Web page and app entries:
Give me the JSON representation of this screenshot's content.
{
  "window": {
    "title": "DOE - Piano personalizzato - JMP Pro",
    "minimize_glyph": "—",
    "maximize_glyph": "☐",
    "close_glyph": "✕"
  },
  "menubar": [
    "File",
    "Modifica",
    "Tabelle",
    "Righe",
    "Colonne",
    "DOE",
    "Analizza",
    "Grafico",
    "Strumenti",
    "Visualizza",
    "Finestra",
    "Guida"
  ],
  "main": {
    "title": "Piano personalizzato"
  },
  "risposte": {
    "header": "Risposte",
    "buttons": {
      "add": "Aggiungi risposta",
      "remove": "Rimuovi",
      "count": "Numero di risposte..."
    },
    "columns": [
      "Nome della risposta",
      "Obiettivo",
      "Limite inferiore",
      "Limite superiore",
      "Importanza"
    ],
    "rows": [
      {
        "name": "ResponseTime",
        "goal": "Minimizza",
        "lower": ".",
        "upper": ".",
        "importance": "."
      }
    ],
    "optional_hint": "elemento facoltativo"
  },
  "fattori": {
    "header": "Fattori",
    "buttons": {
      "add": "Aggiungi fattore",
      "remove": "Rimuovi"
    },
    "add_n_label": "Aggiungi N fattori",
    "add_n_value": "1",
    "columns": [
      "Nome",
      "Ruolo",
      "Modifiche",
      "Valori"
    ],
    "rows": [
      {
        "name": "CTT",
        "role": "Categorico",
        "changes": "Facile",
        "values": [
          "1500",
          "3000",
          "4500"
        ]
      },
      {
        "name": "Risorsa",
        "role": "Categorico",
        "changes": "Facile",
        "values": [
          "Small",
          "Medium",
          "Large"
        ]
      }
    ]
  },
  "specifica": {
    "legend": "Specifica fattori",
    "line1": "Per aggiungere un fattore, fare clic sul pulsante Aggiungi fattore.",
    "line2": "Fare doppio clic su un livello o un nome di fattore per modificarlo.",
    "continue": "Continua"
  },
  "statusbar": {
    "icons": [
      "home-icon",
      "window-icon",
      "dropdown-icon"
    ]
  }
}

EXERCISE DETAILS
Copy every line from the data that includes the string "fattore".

ANSWER BOX
      "add": "Aggiungi fattore",
    "line1": "Per aggiungere un fattore, fare clic sul pulsante Aggiungi fattore.",
    "line2": "Fare doppio clic su un livello o un nome di fattore per modificarlo.",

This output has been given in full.